● Exercise details
Every entry must be echoed exactly.
*** Opening of Source material ***
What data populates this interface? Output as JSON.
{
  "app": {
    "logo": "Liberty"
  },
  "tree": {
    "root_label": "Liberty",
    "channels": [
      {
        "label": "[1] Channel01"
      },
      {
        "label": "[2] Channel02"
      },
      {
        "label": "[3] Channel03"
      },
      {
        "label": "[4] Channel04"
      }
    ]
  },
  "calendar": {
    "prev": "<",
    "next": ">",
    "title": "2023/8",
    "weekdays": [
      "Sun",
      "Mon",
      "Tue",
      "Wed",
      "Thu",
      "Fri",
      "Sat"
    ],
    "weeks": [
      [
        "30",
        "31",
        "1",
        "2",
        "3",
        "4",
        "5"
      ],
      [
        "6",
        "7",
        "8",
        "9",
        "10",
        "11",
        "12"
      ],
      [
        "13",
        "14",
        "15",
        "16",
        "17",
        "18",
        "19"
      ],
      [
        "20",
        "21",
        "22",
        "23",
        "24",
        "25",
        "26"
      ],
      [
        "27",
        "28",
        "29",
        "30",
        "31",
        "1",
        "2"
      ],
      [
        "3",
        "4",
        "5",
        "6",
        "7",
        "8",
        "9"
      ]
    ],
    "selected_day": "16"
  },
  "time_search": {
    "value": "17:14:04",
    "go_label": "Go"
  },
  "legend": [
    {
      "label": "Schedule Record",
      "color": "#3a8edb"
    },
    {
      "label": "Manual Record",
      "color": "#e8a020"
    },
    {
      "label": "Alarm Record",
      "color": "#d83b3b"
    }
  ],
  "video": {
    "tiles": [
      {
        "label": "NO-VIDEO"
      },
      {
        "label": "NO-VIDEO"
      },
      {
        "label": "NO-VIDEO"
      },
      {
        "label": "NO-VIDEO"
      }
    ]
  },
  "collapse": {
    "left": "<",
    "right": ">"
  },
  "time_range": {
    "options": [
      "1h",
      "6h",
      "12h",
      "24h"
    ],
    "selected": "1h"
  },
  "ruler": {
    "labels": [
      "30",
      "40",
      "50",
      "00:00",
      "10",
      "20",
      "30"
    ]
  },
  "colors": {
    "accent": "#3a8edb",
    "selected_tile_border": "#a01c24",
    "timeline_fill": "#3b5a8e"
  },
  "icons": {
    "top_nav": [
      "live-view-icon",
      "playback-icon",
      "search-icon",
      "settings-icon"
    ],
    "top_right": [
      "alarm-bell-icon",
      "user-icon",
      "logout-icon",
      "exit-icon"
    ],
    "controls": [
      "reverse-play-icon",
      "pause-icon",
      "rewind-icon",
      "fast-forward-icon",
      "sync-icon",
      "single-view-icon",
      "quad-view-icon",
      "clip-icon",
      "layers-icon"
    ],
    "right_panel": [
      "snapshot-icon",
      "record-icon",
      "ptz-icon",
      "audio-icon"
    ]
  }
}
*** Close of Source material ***
● Exercise result
What data populates this interface? Output as JSON.
{
  "app": {
    "logo": "Liberty"
  },
  "tree": {
    "root_label": "Liberty",
    "channels": [
      {
        "label": "[1] Channel01"
      },
      {
        "label": "[2] Channel02"
      },
      {
        "label": "[3] Channel03"
      },
      {
        "label": "[4] Channel04"
      }
    ]
  },
  "calendar": {
    "prev": "<",
    "next": ">",
    "title": "2023/8",
    "weekdays": [
      "Sun",
      "Mon",
      "Tue",
      "Wed",
      "Thu",
      "Fri",
      "Sat"
    ],
    "weeks": [
      [
        "30",
        "31",
        "1",
        "2",
        "3",
        "4",
        "5"
      ],
      [
        "6",
        "7",
        "8",
        "9",
        "10",
        "11",
        "12"
      ],
      [
        "13",
        "14",
        "15",
        "16",
        "17",
        "18",
        "19"
      ],
      [
        "20",
        "21",
        "22",
        "23",
        "24",
        "25",
        "26"
      ],
      [
        "27",
        "28",
        "29",
        "30",
        "31",
        "1",
        "2"
      ],
      [
        "3",
        "4",
        "5",
        "6",
        "7",
        "8",
        "9"
      ]
    ],
    "selected_day": "16"
  },
  "time_search": {
    "value": "17:14:04",
    "go_label": "Go"
  },
  "legend": [
    {
      "label": "Schedule Record",
      "color": "#3a8edb"
    },
    {
      "label": "Manual Record",
      "color": "#e8a020"
    },
    {
      "label": "Alarm Record",
      "color": "#d83b3b"
    }
  ],
  "video": {
    "tiles": [
      {
        "label": "NO-VIDEO"
      },
      {
        "label": "NO-VIDEO"
      },
      {
        "label": "NO-VIDEO"
      },
      {
        "label": "NO-VIDEO"
      }
    ]
  },
  "collapse": {
    "left": "<",
    "right": ">"
  },
  "time_range": {
    "options": [
      "1h",
      "6h",
      "12h",
      "24h"
    ],
    "selected": "1h"
  },
  "ruler": {
    "labels": [
      "30",
      "40",
      "50",
      "00:00",
      "10",
      "20",
      "30"
    ]
  },
  "colors": {
    "accent": "#3a8edb",
    "selected_tile_border": "#a01c24",
    "timeline_fill": "#3b5a8e"
  },
  "icons": {
    "top_nav": [
      "live-view-icon",
      "playback-icon",
      "search-icon",
      "settings-icon"
    ],
    "top_right": [
      "alarm-bell-icon",
      "user-icon",
      "logout-icon",
      "exit-icon"
    ],
    "controls": [
      "reverse-play-icon",
      "pause-icon",
      "rewind-icon",
      "fast-forward-icon",
      "sync-icon",
      "single-view-icon",
      "quad-view-icon",
      "clip-icon",
      "layers-icon"
    ],
    "right_panel": [
      "snapshot-icon",
      "record-icon",
      "ptz-icon",
      "audio-icon"
    ]
  }
}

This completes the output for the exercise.